Now field teams have a new way to stay connected to these multiple systems and add in information directly from the situation at hand.

Connected Situations (h2)

As soon as they leave their vehicles, they are cut off from any information that can’t be transmitted by radio—at least, they used to be. With a vehicle area network (VAN), field personnel are able to connect smart devices like laptops and tablets over a VPN to the same network that personnel at HQ are using, and have access to any and all information available from HQ instantly. Furthermore, officers in the field can transmit video and other data back to HQ when necessary to make additional dispatch or other tactical decisions.

For example, if a call comes in for a building evacuation, personnel are able to retrieve patient histories (if there are injuries), building floorplans and security systems, surrounding area maps and more. Plus, their vehicles provide information on itself and the occupants which can assist in defining a situation further.

In Florida, one police department needed to increase their communications bandwidth to accommodate city video camera feeds. They implemented CalAmp’s Fusion routers, which also improved their virtual connection to the central office, and gained quicker access to records and databases when responding to a call or investigating an incident.


Connected Fleets (h2)
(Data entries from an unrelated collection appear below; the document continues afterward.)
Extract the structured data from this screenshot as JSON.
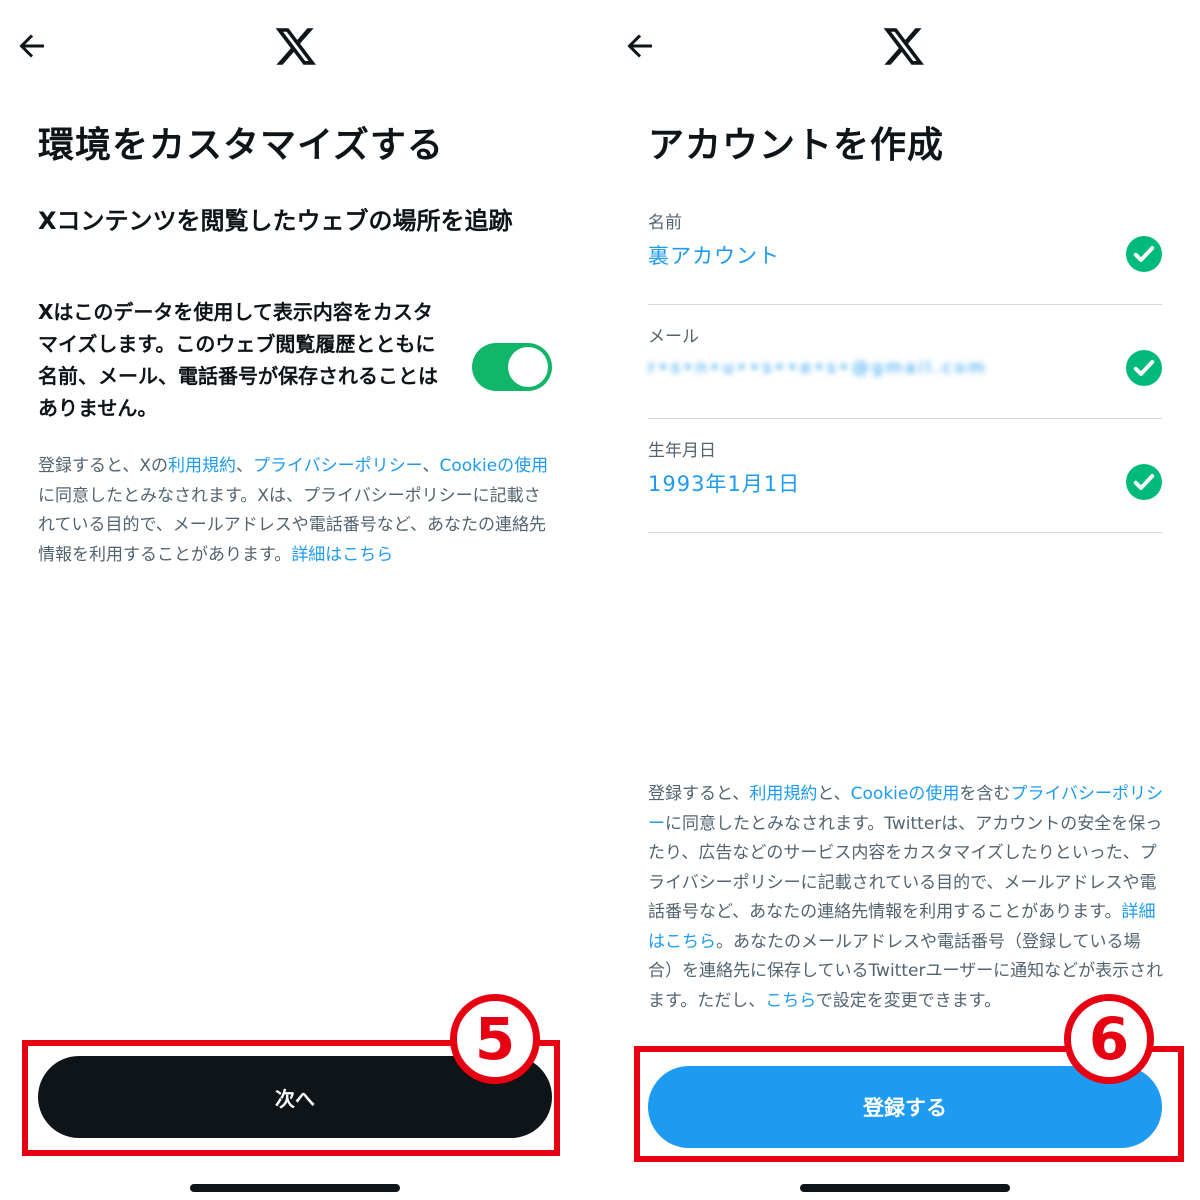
{
  "left": {
    "title": "環境をカスタマイズする",
    "section_heading": "Xコンテンツを閲覧したウェブの場所を追跡",
    "toggle_description": "Xはこのデータを使用して表示内容をカスタマイズします。このウェブ閲覧履歴とともに名前、メール、電話番号が保存されることはありません。",
    "toggle_state": "on",
    "fine_print": {
      "p1": "登録すると、Xの",
      "link_terms": "利用規約",
      "p2": "、",
      "link_privacy": "プライバシーポリシー",
      "p3": "、",
      "link_cookie": "Cookieの使用",
      "p4": "に同意したとみなされます。Xは、プライバシーポリシーに記載されている目的で、メールアドレスや電話番号など、あなたの連絡先情報を利用することがあります。",
      "link_details": "詳細はこちら"
    },
    "next_button": "次へ",
    "step_marker": "5"
  },
  "right": {
    "title": "アカウントを作成",
    "fields": [
      {
        "label": "名前",
        "value": "裏アカウント"
      },
      {
        "label": "メール",
        "value": "r•s•n•u••s••e•s•@gmail.com"
      },
      {
        "label": "生年月日",
        "value": "1993年1月1日"
      }
    ],
    "fine_print": {
      "p1": "登録すると、",
      "link_terms": "利用規約",
      "p2": "と、",
      "link_cookie": "Cookieの使用",
      "p3": "を含む",
      "link_privacy": "プライバシーポリシー",
      "p4": "に同意したとみなされます。Twitterは、アカウントの安全を保ったり、広告などのサービス内容をカスタマイズしたりといった、プライバシーポリシーに記載されている目的で、メールアドレスや電話番号など、あなたの連絡先情報を利用することがあります。",
      "link_details": "詳細はこちら",
      "p5": "。あなたのメールアドレスや電話番号（登録している場合）を連絡先に保存しているTwitterユーザーに通知などが表示されます。ただし、",
      "link_here": "こちら",
      "p6": "で設定を変更できます。"
    },
    "signup_button": "登録する",
    "step_marker": "6"
  },
  "colors": {
    "accent": "#1d9bf0",
    "toggle_on": "#11b669",
    "check": "#00ba7c",
    "highlight": "#e60012",
    "button_dark": "#0f1419"
  },
  "icons": {
    "back": "arrow-left-icon",
    "logo": "x-logo-icon",
    "check": "check-circle-icon"
  }
}
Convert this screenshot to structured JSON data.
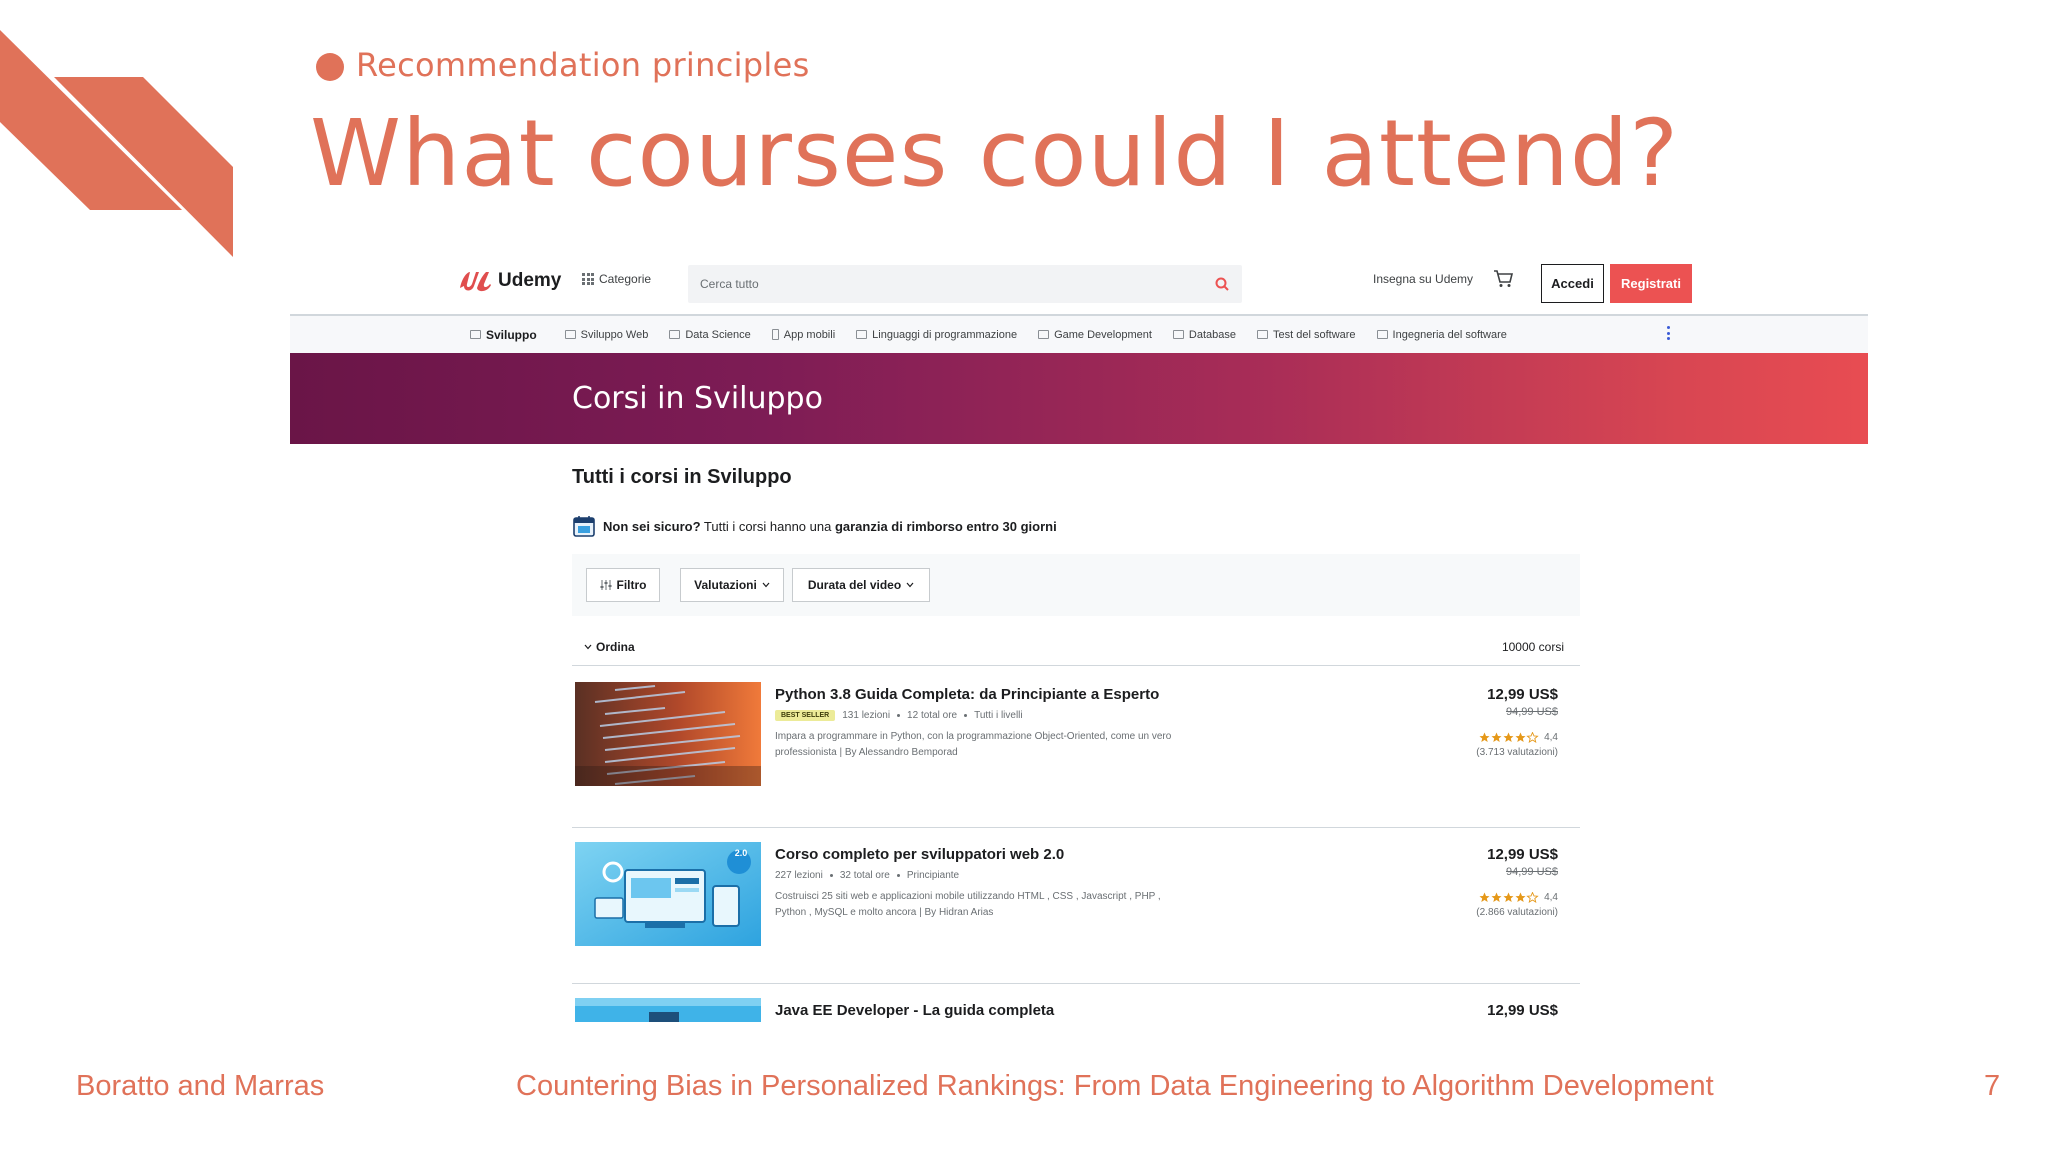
{
  "slide": {
    "section_label": "Recommendation principles",
    "title": "What courses could I attend?",
    "footer_authors": "Boratto and Marras",
    "footer_talk": "Countering Bias in Personalized Rankings: From Data Engineering to Algorithm Development",
    "page_number": "7",
    "accent_color": "#e07259"
  },
  "udemy": {
    "logo_text": "Udemy",
    "categories_label": "Categorie",
    "search_placeholder": "Cerca tutto",
    "teach_label": "Insegna su Udemy",
    "login_label": "Accedi",
    "signup_label": "Registrati",
    "brand_color": "#ec5252",
    "subnav": [
      "Sviluppo",
      "Sviluppo Web",
      "Data Science",
      "App mobili",
      "Linguaggi di programmazione",
      "Game Development",
      "Database",
      "Test del software",
      "Ingegneria del software"
    ],
    "banner_title": "Corsi in Sviluppo",
    "all_courses_title": "Tutti i corsi in Sviluppo",
    "guarantee": {
      "bold_lead": "Non sei sicuro?",
      "middle": " Tutti i corsi hanno una ",
      "bold_tail": "garanzia di rimborso entro 30 giorni"
    },
    "filters": {
      "filter_label": "Filtro",
      "ratings_label": "Valutazioni",
      "duration_label": "Durata del video"
    },
    "sort_label": "Ordina",
    "course_count": "10000 corsi",
    "courses": [
      {
        "title": "Python 3.8 Guida Completa: da Principiante a Esperto",
        "badge": "BEST SELLER",
        "lectures": "131 lezioni",
        "hours": "12 total ore",
        "level": "Tutti i livelli",
        "description": "Impara a programmare in Python, con la programmazione Object-Oriented, come un vero professionista | By Alessandro Bemporad",
        "price": "12,99 US$",
        "old_price": "94,99 US$",
        "rating": "4,4",
        "reviews": "(3.713 valutazioni)"
      },
      {
        "title": "Corso completo per sviluppatori web 2.0",
        "badge": "",
        "lectures": "227 lezioni",
        "hours": "32 total ore",
        "level": "Principiante",
        "description": "Costruisci 25 siti web e applicazioni mobile utilizzando HTML , CSS , Javascript , PHP , Python , MySQL e molto ancora | By Hidran Arias",
        "price": "12,99 US$",
        "old_price": "94,99 US$",
        "rating": "4,4",
        "reviews": "(2.866 valutazioni)",
        "thumb_badge": "2.0"
      },
      {
        "title": "Java EE Developer - La guida completa",
        "price": "12,99 US$"
      }
    ]
  }
}
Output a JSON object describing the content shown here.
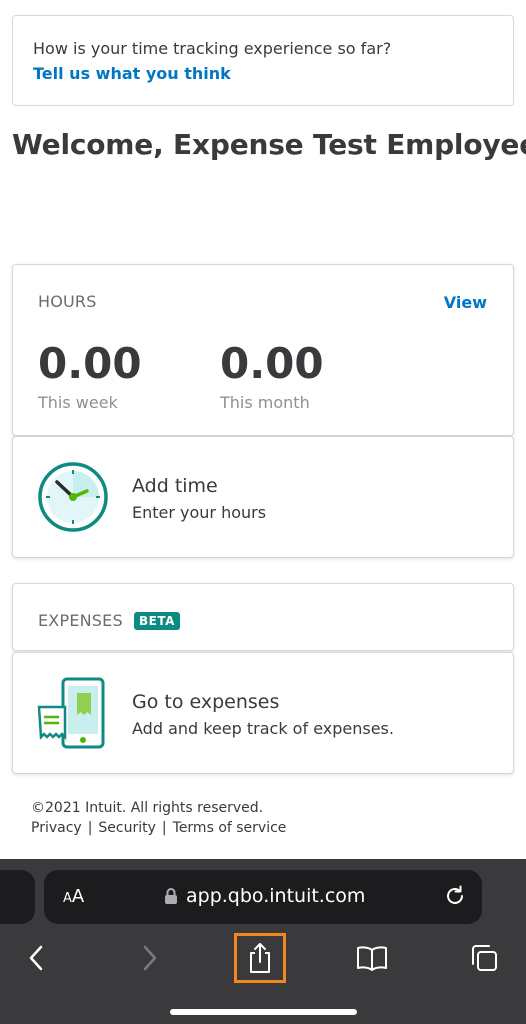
{
  "feedback": {
    "question": "How is your time tracking experience so far?",
    "link": "Tell us what you think"
  },
  "welcome": "Welcome, Expense Test Employee",
  "hours": {
    "label": "HOURS",
    "view_link": "View",
    "week_value": "0.00",
    "week_caption": "This week",
    "month_value": "0.00",
    "month_caption": "This month"
  },
  "add_time": {
    "title": "Add time",
    "subtitle": "Enter your hours"
  },
  "expenses": {
    "label": "EXPENSES",
    "badge": "BETA",
    "title": "Go to expenses",
    "subtitle": "Add and keep track of expenses."
  },
  "footer": {
    "copyright": "©2021 Intuit. All rights reserved.",
    "links": [
      "Privacy",
      "Security",
      "Terms of service"
    ],
    "separator": "|"
  },
  "browser": {
    "aa_large": "A",
    "aa_small": "A",
    "url": "app.qbo.intuit.com"
  },
  "colors": {
    "link": "#0077c5",
    "beta_badge": "#0d8a82",
    "highlight": "#f0871f"
  }
}
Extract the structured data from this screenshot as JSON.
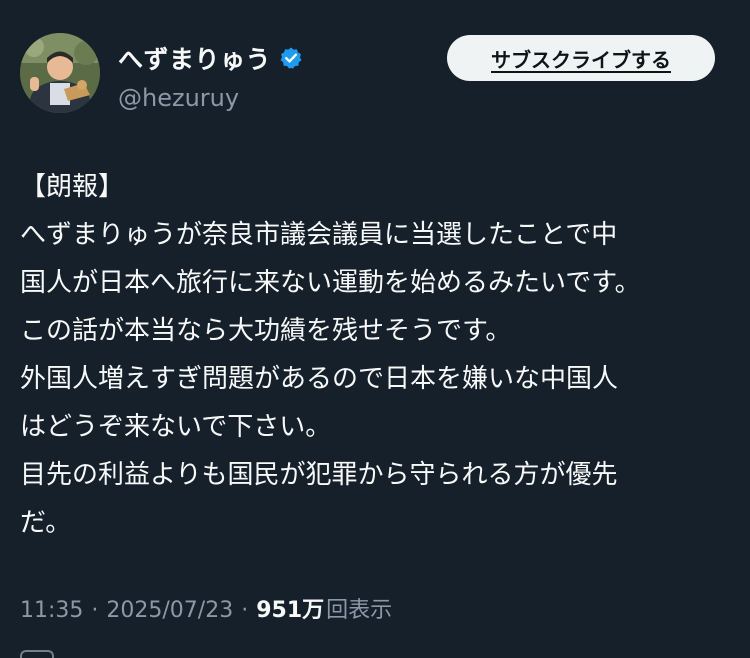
{
  "author": {
    "display_name": "へずまりゅう",
    "handle": "@hezuruy",
    "verified_icon": "verified-badge",
    "verified_color": "#1d9bf0"
  },
  "subscribe_button": {
    "label": "サブスクライブする"
  },
  "tweet": {
    "lines": [
      "【朗報】",
      "へずまりゅうが奈良市議会議員に当選したことで中",
      "国人が日本へ旅行に来ない運動を始めるみたいです。",
      "この話が本当なら大功績を残せそうです。",
      "外国人増えすぎ問題があるので日本を嫌いな中国人",
      "はどうぞ来ないで下さい。",
      "目先の利益よりも国民が犯罪から守られる方が優先",
      "だ。"
    ]
  },
  "meta": {
    "time": "11:35",
    "separator": "·",
    "date": "2025/07/23",
    "views_count": "951万",
    "views_label": "回表示"
  },
  "colors": {
    "background": "#15202b",
    "text_primary": "#f7f9f9",
    "text_secondary": "#8b98a5",
    "button_bg": "#eff3f4"
  }
}
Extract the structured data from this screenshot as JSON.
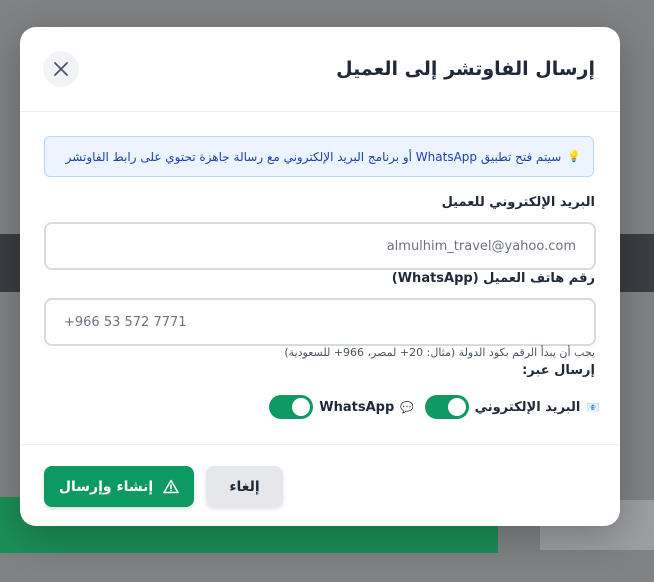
{
  "modal": {
    "title": "إرسال الفاوتشر إلى العميل",
    "info_text": "سيتم فتح تطبيق WhatsApp أو برنامج البريد الإلكتروني مع رسالة جاهزة تحتوي على رابط الفاوتشر",
    "email_label": "البريد الإلكتروني للعميل",
    "email_value": "almulhim_travel@yahoo.com",
    "phone_label": "رقم هاتف العميل (WhatsApp)",
    "phone_value": "+966 53 572 7771",
    "phone_hint": "يجب أن يبدأ الرقم بكود الدولة (مثال: 20+ لمصر، 966+ للسعودية)",
    "send_via_label": "إرسال عبر:",
    "channels": [
      {
        "label": "البريد الإلكتروني",
        "icon": "email-icon",
        "enabled": true
      },
      {
        "label": "WhatsApp",
        "icon": "chat-bubble-icon",
        "enabled": true
      }
    ],
    "primary_button": "إنشاء وإرسال",
    "cancel_button": "إلغاء"
  },
  "colors": {
    "accent_green": "#0c9a62",
    "info_bg": "#ebf4ff",
    "info_text": "#1e40af"
  }
}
In addition, this technology also brings situational awareness to non-emergency personnel who never had it before; installers, repair technicians, delivery drivers and others can now benefit from vehicle area networks and information technology to deliver better service. The use case is similar: call history, maps and topology, and other knowledge are all important for improving service and efficiency. The advantage of building penetration in a service setting is obvious, too: a service technician can call another driver or headquarters to order a part, get status on service, or obtain assistance all without leaving the customer’s living room.

For more about how vehicle area networks provide valuable information to personnel in the field, stop by our booth #3857 at IACP 2016 on October 15-18, 2016. Also, look for our whitepaper which will be released in the coming weeks. It will provide more information about this new technology.